Contributed by ProNatural Brands
Norovirus is in full swing this winter. While the number of cases hit historic lows during the pandemic, now that it's behind us, experts believe 2023 may be a record year for cases.vNorovirus is a family of viruses typically spread when an infected person vomits. A typical year sees about 20 million cases, around 800 deaths, and nearly 100,000 hospitalizations.
So, what can facility managers, administrators, and cleaning professionals do about this? ProNatural Brands offers the following suggestions to help slow the spread of norovirus.
Know Your Products
Know the difference between cleaning, sanitizing, and disinfecting. Cleaning removes soil on surfaces; sanitizing kills or eliminates most pathogens; disinfectants eliminate all pathogens listed on their product label. In most cases, cleaners and disinfectants should be used to clean up norovirus vomiting incidents.
Have Written Procedures
All cleaning procedures should be in writing, including those addressing norovirus. This standardizes the cleaning process and reinforces training. When cleaning procedures are in writing, workers know what to do, which products to select, and how to protect their own health.
Use Cleaning Products Properly
In a norovirus situation, surfaces should be cleaned first, and then an EPA-registered disinfectant should be used to disinfect the surfaces. However, at least one EPA-registered, citrus-based disinfectant can clean and disinfect in one step. This improves worker productivity, helping staff disinfect more surfaces faster.
Vacate the Area
After a vomiting incident, administrators should ask everyone to leave the immediate area. This reduces the chances of others getting sick.
Norovirus vomiting is referred to as "forceful vomiting." The greater force causes norovirus pathogens to spread as much as 25 feet from the immediate area. This means all surfaces, high and low, within 25 feet must be cleaned.

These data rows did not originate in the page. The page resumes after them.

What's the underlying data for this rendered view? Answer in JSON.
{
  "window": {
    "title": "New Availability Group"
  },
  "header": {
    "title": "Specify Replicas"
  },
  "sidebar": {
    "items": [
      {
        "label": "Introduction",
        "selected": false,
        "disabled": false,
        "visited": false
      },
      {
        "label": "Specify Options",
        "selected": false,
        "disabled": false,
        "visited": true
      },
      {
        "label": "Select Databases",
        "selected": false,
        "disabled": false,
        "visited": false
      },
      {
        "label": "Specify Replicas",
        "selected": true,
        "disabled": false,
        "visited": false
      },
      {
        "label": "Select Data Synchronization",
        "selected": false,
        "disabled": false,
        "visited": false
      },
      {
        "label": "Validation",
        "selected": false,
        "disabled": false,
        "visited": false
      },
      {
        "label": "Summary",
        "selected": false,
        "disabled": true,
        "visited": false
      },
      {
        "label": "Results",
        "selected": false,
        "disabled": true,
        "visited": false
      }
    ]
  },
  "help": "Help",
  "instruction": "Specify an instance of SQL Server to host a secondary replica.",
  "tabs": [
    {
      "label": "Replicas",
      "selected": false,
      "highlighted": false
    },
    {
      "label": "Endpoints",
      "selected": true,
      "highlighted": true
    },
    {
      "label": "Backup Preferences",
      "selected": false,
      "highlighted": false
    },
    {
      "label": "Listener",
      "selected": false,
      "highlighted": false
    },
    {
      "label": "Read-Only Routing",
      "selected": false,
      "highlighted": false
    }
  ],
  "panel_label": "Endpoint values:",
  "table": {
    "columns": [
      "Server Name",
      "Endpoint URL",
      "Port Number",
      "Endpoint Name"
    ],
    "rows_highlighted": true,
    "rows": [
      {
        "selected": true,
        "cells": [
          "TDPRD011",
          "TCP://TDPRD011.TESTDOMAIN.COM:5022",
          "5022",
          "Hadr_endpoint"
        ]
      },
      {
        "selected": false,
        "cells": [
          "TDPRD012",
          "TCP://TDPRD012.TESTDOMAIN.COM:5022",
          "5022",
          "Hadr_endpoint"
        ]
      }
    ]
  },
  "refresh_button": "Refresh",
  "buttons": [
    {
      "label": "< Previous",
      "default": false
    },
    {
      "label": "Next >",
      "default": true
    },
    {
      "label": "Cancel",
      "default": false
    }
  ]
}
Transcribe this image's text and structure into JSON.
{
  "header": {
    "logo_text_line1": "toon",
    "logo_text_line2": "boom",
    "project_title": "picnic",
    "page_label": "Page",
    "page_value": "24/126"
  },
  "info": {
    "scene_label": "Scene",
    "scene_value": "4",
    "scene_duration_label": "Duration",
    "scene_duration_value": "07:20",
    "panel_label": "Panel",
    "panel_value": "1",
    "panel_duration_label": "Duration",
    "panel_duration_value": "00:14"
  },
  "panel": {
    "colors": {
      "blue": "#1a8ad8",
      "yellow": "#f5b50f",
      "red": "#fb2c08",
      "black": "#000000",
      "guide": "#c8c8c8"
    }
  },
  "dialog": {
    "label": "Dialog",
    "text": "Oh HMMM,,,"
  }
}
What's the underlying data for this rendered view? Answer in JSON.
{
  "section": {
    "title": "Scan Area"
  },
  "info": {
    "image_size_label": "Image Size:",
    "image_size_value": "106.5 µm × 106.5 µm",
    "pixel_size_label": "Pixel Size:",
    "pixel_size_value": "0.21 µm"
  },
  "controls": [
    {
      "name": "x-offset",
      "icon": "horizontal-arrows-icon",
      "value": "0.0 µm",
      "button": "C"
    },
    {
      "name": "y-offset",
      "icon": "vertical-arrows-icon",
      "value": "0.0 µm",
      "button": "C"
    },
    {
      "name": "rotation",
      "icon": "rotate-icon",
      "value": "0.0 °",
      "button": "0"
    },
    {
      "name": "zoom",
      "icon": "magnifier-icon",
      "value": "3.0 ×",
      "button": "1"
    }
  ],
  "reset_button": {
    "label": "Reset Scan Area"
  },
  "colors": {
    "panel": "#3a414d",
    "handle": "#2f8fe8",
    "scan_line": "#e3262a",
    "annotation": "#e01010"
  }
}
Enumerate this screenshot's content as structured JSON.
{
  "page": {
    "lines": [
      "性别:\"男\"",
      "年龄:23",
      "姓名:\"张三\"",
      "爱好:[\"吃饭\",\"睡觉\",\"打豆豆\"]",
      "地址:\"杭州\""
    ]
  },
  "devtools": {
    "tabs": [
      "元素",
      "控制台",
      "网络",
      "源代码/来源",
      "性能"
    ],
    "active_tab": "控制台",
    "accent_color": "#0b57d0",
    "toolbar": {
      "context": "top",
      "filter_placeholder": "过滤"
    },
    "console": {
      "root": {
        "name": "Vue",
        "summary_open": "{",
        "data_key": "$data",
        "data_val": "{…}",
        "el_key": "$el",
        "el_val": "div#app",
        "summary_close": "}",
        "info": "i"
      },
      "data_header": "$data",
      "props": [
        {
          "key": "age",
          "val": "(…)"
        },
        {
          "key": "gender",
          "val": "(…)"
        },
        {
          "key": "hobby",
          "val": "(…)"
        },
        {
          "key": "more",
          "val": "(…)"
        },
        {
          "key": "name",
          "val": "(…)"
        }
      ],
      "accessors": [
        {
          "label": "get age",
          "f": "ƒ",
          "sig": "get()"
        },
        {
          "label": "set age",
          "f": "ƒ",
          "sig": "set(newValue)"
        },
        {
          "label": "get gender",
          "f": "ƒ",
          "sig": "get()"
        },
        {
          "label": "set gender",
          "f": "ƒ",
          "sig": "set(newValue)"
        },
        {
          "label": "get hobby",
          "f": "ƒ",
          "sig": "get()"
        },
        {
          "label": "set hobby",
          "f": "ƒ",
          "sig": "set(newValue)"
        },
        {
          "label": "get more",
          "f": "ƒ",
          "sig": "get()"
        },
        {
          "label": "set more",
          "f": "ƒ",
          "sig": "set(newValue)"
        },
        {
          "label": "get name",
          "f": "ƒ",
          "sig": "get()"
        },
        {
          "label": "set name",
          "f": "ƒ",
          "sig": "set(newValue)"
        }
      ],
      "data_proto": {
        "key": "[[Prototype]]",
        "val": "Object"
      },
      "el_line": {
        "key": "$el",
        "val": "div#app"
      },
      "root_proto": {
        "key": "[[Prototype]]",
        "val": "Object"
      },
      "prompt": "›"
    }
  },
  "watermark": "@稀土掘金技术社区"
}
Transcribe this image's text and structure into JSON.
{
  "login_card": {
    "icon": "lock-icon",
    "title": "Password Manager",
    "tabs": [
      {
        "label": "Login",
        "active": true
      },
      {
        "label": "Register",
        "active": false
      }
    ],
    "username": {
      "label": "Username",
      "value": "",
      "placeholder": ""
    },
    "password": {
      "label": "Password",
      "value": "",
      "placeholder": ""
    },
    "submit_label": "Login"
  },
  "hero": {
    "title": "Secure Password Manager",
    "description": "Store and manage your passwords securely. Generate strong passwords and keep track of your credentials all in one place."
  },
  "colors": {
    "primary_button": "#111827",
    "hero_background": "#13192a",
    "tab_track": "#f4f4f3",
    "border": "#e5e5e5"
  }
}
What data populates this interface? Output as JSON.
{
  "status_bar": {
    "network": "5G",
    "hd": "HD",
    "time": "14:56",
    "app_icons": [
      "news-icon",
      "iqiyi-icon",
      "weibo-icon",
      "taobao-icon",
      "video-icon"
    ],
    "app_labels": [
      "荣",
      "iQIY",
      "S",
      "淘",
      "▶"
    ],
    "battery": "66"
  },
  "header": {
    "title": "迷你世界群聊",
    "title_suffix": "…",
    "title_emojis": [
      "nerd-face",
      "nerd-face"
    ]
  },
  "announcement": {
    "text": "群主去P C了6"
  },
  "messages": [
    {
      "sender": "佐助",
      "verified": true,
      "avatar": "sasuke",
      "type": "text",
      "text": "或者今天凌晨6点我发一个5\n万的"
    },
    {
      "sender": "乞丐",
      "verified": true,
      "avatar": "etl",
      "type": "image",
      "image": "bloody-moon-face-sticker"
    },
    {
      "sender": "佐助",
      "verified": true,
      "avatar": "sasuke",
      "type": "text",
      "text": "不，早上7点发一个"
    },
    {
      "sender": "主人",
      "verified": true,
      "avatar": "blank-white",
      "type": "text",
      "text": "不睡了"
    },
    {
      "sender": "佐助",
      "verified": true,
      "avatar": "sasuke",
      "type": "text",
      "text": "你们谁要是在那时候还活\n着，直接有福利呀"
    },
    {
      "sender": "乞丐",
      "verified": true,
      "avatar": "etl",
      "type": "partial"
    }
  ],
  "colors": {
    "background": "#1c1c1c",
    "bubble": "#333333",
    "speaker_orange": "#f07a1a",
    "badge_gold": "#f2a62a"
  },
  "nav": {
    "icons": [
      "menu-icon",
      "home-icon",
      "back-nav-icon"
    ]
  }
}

"At this time of the year, we must assume any vomiting incident may be related to norovirus," adds Lee Chen, CEO at ProNatural Brands. "Even if it's not, it's better to be safe than sorry."